I was loading up my bins with good stuff from the bulk aisle at the grocery store yesterday when a woman approached me saying, “Excuse me, but do you know how to use any of these grains and things? I’m trying to eat healthier but I don’t know what to do with any of these.” So I proceeded to geek out sharing ideas for quick and yummy things to do with bulgar, red lentils, oats, and more. “Oh, that sounds delicious and so easy!” She said at one point. Ahhh, be still my geeky little nurse heart! I love these moments.
I love food, and eating, and not feeling crummy or getting sick—like most of us do.
And I super love helping folks to use that love of food and eating (and other things they love) to fuel feeling better and being healthier.
I’ve taken care of so many folks over the years suffering from problems like diabetes, heart disease, high blood pressure/cholesterol, who have had a stroke or heart attack- or whose loved one has— and it breaks my heart because often, usually, it’s so preventable or improvable with simple things like eating and moving well, getting enough sleep, managing stress, drinking enough water (or non-sugary beverages), connections with other supportive people, time outside in nature, etc. The answer is rarely a pill or a procedure, it’s almost NEVER a diet, and DEFINITELY not deprivation.
Pills and procedures have a time and place, for sure, AND…
… to get to the root cause of what ails us almost always comes down to these simpler things that actually start to heal the problem, not just mask or manage the symptoms.
But simple doesn’t necessarily mean easy, right?

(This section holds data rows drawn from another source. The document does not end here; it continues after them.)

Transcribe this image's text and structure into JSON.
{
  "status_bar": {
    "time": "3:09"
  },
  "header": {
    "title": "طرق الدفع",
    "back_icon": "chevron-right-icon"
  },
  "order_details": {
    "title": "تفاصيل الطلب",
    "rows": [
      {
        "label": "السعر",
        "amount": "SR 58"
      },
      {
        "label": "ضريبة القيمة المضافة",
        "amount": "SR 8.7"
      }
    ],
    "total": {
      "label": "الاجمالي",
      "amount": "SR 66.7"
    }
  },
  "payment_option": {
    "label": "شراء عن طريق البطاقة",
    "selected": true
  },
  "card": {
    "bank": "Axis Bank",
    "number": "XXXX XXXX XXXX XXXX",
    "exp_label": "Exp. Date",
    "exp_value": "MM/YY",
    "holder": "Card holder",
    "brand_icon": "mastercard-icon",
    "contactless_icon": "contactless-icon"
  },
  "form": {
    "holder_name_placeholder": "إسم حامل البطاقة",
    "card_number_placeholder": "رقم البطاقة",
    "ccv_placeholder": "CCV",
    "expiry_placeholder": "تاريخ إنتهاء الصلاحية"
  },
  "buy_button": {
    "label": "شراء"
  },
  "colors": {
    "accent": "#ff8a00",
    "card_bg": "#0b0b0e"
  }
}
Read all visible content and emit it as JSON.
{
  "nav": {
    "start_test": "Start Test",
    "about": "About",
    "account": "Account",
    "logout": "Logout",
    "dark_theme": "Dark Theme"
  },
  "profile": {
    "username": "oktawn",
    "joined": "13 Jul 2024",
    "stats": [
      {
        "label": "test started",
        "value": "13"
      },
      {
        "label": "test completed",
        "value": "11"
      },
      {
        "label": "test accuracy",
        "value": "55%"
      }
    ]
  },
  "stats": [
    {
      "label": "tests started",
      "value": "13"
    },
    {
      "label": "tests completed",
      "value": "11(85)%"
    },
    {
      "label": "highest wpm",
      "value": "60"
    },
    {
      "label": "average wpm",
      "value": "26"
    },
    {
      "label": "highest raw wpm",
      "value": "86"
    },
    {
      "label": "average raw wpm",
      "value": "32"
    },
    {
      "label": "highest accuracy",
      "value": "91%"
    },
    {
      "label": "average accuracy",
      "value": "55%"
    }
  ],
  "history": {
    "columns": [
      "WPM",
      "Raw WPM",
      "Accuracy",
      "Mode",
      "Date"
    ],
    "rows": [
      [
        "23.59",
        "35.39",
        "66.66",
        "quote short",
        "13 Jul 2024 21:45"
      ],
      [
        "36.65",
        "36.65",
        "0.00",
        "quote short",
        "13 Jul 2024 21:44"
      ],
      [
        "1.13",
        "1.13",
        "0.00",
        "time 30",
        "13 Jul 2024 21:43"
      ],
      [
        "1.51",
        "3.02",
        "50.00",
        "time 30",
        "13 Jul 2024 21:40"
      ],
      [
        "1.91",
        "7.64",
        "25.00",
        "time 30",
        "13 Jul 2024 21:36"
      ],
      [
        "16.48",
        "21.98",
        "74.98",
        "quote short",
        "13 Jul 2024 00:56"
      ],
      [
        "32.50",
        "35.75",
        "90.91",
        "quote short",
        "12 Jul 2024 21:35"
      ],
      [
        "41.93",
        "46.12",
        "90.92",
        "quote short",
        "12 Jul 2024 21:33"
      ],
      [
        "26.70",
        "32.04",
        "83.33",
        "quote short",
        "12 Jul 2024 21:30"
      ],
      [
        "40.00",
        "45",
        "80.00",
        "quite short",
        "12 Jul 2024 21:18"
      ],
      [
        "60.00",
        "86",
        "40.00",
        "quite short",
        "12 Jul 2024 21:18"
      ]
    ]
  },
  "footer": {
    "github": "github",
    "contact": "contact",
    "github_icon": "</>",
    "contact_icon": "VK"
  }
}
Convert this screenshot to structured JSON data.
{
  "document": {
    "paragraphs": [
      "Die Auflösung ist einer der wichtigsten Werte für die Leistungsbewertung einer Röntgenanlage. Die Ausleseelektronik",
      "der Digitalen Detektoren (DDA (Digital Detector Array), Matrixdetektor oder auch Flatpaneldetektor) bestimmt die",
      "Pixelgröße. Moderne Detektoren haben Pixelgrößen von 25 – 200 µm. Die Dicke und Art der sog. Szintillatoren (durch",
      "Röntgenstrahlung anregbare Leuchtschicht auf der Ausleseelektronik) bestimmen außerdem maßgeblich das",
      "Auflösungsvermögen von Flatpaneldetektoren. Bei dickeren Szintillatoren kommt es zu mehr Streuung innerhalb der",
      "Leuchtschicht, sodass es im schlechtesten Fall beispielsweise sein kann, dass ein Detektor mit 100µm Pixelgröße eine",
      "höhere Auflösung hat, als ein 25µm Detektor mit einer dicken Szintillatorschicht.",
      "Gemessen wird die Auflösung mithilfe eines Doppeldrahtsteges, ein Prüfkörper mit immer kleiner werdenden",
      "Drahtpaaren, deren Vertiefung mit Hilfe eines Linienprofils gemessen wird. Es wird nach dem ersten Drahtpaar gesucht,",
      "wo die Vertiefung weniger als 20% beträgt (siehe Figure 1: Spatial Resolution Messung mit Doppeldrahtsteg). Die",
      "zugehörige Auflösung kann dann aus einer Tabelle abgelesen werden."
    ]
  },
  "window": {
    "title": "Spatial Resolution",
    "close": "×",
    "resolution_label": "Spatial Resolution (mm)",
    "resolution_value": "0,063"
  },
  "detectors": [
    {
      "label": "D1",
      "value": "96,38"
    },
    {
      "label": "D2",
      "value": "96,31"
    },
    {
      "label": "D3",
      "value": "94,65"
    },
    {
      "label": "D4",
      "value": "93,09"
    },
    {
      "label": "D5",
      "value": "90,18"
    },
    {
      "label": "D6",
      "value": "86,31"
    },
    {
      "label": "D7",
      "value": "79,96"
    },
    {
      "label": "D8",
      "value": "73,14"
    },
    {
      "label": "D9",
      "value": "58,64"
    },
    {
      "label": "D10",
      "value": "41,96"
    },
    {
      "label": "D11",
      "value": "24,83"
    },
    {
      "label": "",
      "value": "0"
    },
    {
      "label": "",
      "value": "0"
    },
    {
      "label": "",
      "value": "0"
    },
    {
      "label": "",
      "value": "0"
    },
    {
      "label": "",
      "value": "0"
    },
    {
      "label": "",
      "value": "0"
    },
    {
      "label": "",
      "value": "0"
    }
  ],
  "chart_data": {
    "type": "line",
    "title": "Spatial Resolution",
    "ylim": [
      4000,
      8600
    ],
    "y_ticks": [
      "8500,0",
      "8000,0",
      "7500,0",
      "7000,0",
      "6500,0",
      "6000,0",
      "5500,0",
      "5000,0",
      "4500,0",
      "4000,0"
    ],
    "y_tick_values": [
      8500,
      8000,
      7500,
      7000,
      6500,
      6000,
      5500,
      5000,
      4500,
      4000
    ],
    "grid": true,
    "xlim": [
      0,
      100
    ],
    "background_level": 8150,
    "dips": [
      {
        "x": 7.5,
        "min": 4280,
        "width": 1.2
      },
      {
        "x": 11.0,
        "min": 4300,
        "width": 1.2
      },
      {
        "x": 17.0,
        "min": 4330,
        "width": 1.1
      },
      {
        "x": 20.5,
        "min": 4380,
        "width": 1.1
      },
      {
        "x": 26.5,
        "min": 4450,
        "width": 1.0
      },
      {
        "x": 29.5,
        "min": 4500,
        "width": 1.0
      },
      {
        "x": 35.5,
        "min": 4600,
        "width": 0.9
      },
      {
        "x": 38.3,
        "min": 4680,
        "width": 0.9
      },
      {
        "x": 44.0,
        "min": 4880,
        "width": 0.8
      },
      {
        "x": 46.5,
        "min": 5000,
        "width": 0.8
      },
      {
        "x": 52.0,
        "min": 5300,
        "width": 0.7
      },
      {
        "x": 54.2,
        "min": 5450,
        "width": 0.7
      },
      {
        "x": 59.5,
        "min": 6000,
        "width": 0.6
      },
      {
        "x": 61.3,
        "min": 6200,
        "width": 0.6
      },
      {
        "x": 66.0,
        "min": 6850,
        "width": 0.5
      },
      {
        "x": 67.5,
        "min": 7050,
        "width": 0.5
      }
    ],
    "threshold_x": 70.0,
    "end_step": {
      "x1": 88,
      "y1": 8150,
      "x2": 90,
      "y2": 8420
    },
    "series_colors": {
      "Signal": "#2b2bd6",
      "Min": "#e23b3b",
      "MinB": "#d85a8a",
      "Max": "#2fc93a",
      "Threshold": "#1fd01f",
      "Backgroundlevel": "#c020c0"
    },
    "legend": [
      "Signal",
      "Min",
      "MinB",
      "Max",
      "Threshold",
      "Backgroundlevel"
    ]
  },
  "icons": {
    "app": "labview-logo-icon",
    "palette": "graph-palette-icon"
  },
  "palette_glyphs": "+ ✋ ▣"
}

It can feel SO overwhelming to know where to start, how to start, and who to believe. Or to find the time to do the thing we know we should do and want to do. Or to just get off the couch and do it (speaking from very personal experience here!). Or to build skills to do the thing— like my new friend at the store who knew she should be eating more whole grains and legumes and “eating better,” but had no idea how to use these foods, or how to use them in a way that fit in her busy life.
If this sounds familiar in any way— YOU’RE NOT ALONE!
And the sweet magic of it is in the little things—
the small steps, the tiny changes, the short bits of time spent that all add up, steadily, into a positive upward synergy. Each little thing builds momentum, breeds little successes, confidence, feeling a little better. Little steps like learning one recipe with one new healthy ingredient, going for a 5 minute walk, doing the next “right” little thing.
These little steps have an exponential effect on our well-being, building a whole that’s greater than the sum of its parts.
So if you feel worn out, as I do, just hearing people online talking about New Years’ Resolutions and “taking massive action,” “creating your best year ever,” or the new diet or system they’re using to try to get there…. YOU’RE NOT ALONE! It’s no secret that New Years’ Resolutions almost always peter out by February. Because “massive action” rarely works. It’s intimidating, strenuous, exhausting, and unsustainable for most of us. It’s not only not realistic long term, it’s a recipe for burnout.
But those little steps matter. They add up, because they are DOABLE.
So I encourage you to be gentle with yourself if you’re feeling any ought-to’s, shame, guilt, or stress around any Resolutions you’ve made but not kept up with, or not started yet, or think you should make but know you won’t, etc.
Instead, I invite you to release the grip on the idea of “massive action” and consider what’s one TINY thing that might help you feel better, be healthier, move toward how you want to be?
And make it something that’s delicious, or feels good, is relatively easy and quick to do. Something you enjoy.
And I do mean TINY. Try one new ingredient, or adding in one vegetable or fruit. Sharpen your kitchen knife so it’s safer and easier to use. Go for a 5 minute walk. Do some deep breathing or leg flexing exercises sitting on the couch.
I know, I can hear some of you out there thinking, “Yeah right. How could those things actually matter or make a difference!?” Trust me—I’ve seen it over and over again over the last 10 years working with folks as a nurse and a health coach. This stuff adds up, people keep going with them because they’re little and doable and not overwhelming and most importantly—enjoyable.